Participants of both genders with diagnosis of idiopathic Parkinson's disease (stage I-III Hoehn and Yahr scale) in the “on dopaminergic” state were initially recruited in the study. Inclusion criteria were:
1. Diagnosis of idiopathic Parkinson's disease confirmed by a neurologist
2. Participants with the ability to understand and respond to the instructions given in the study
3. Unaltered dose and type of antiparkinsonian medication
4. Stable disease at the moment of inclusion in this study
Target number of participants
Participant exclusion criteria
1. Other concomitant neurological disease
2. Current smokers
3. Participants with a history of cardiovascular pathology, lung disease or the presence of respiratory symptoms such as cough, phlegm, wheezing or dyspnoea at the time of assessment
4. Participants with difficulties in maintaining a proper mouth seal or unable to avoid air leakage during pulmonary function testing
Recruitment start date
Recruitment end date
Countries of recruitment

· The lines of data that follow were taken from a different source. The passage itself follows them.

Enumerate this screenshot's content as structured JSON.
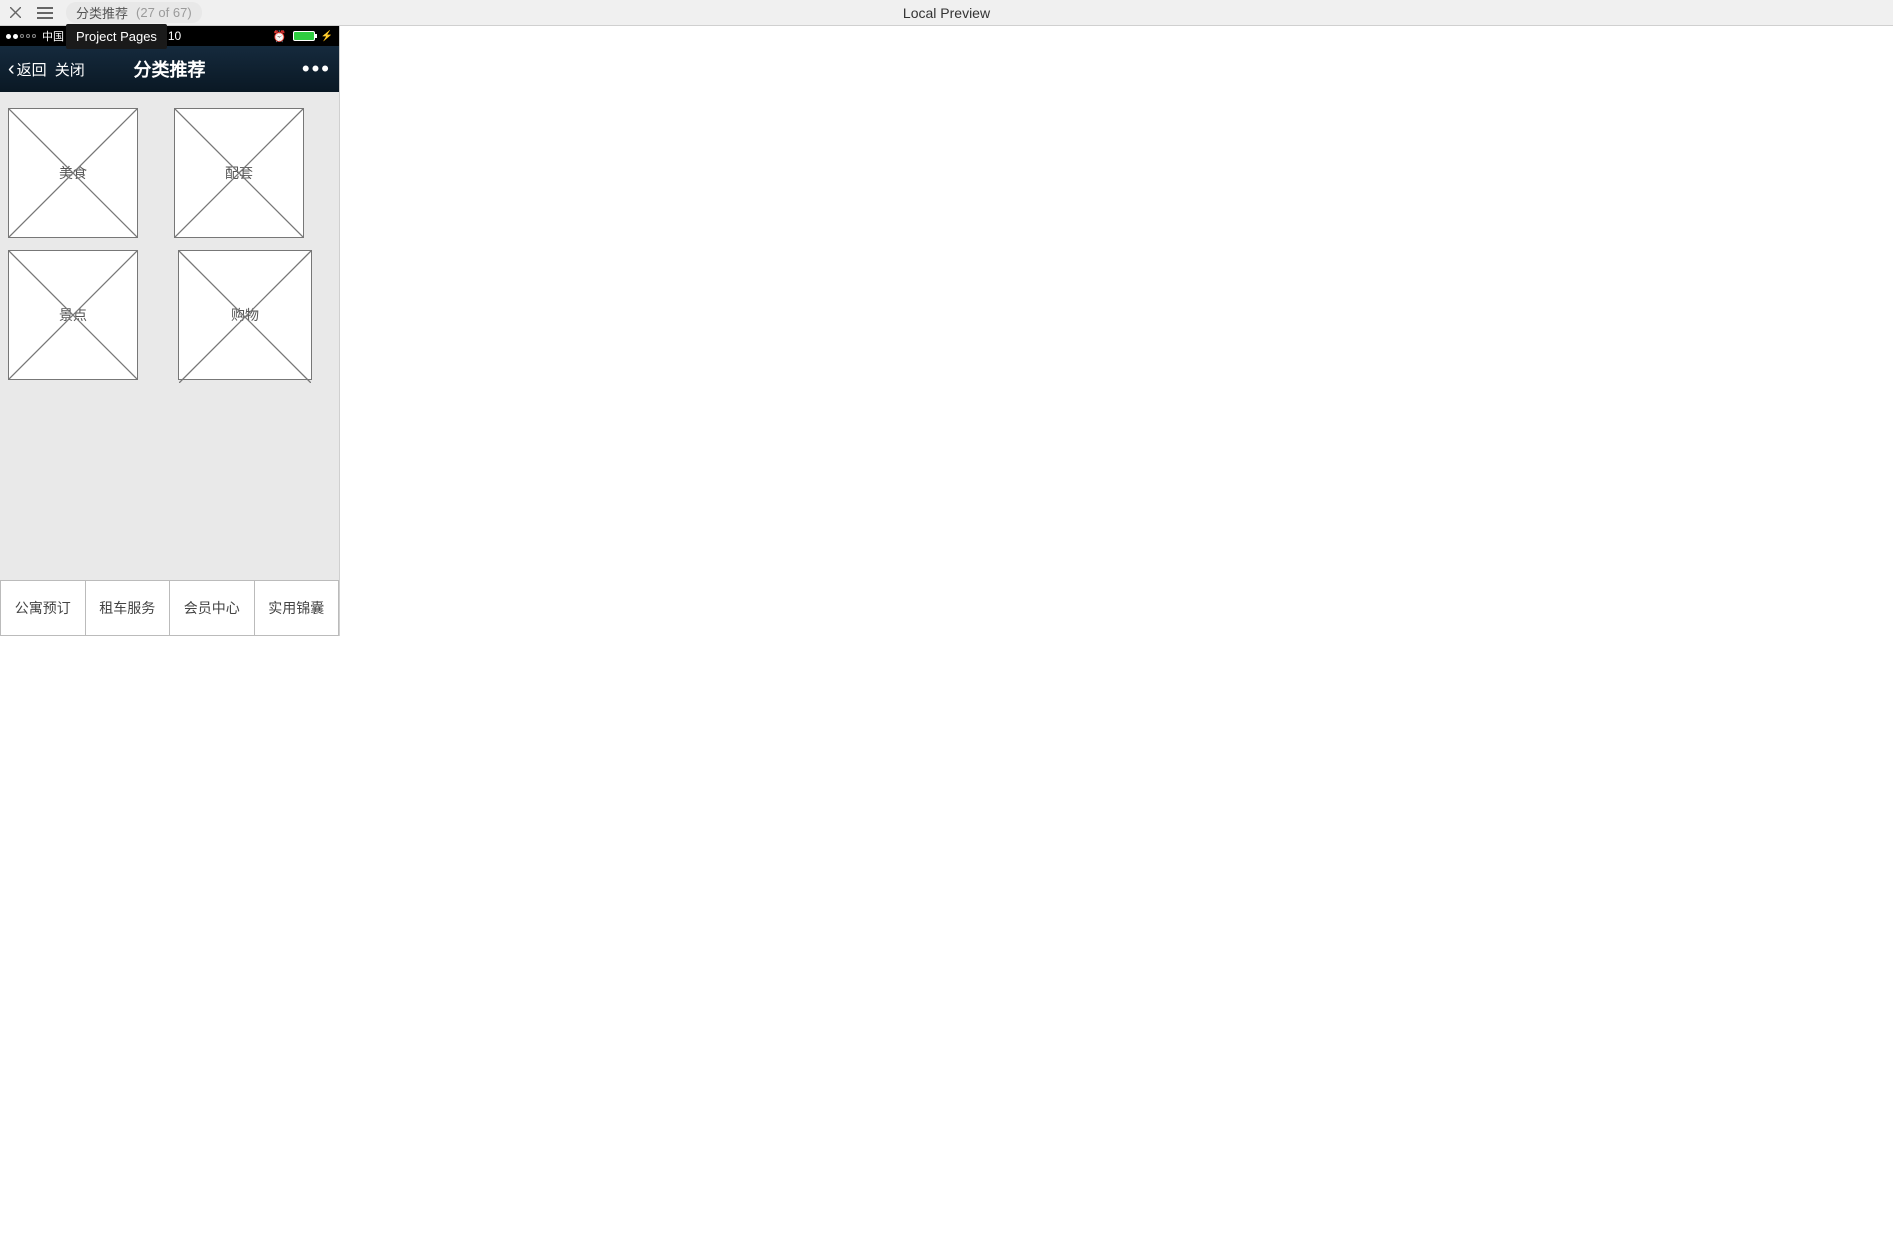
{
  "toolbar": {
    "page_name": "分类推荐",
    "page_count": "(27 of 67)",
    "preview_label": "Local Preview"
  },
  "tooltip": "Project Pages",
  "statusbar": {
    "carrier": "中国",
    "time": "8:10"
  },
  "navbar": {
    "back_label": "返回",
    "close_label": "关闭",
    "title": "分类推荐",
    "more": "•••"
  },
  "categories": [
    {
      "label": "美食"
    },
    {
      "label": "配套"
    },
    {
      "label": "景点"
    },
    {
      "label": "购物"
    }
  ],
  "bottom_tabs": [
    {
      "label": "公寓预订"
    },
    {
      "label": "租车服务"
    },
    {
      "label": "会员中心"
    },
    {
      "label": "实用锦囊"
    }
  ]
}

Trial participating centre
Chilean League Against Parkinson's Disease
Fondo Nacional de Desarrollo Científico y Tecnológico
National Fund for Scientific and Technological Development, FONDECYT
Funding Body Type
Funding Body Subtype
Results and Publications
Publication and dissemination plan
Planned publication in a high impact peer reviewed journal in early 2018.
IPD sharing statement
The dataset will not be made available because the informed consent document that all participants signed for this study states that “the information obtained from this investigation will be kept strictly confidential. The results of this investigation will be presented in scientific journals and/or conferences; however, your name will not be revealed”. All printed documents used to collect data are kept and secured in a locked drawer placed in the principal investigator office. Digital information is kept in a desktop computer located in the principal investigator office of the sponsoring institution (Andres Bello University). The desktop computer is password locked.
Intention to publish date
Participant level data
Not expected to be available
Results - basic reporting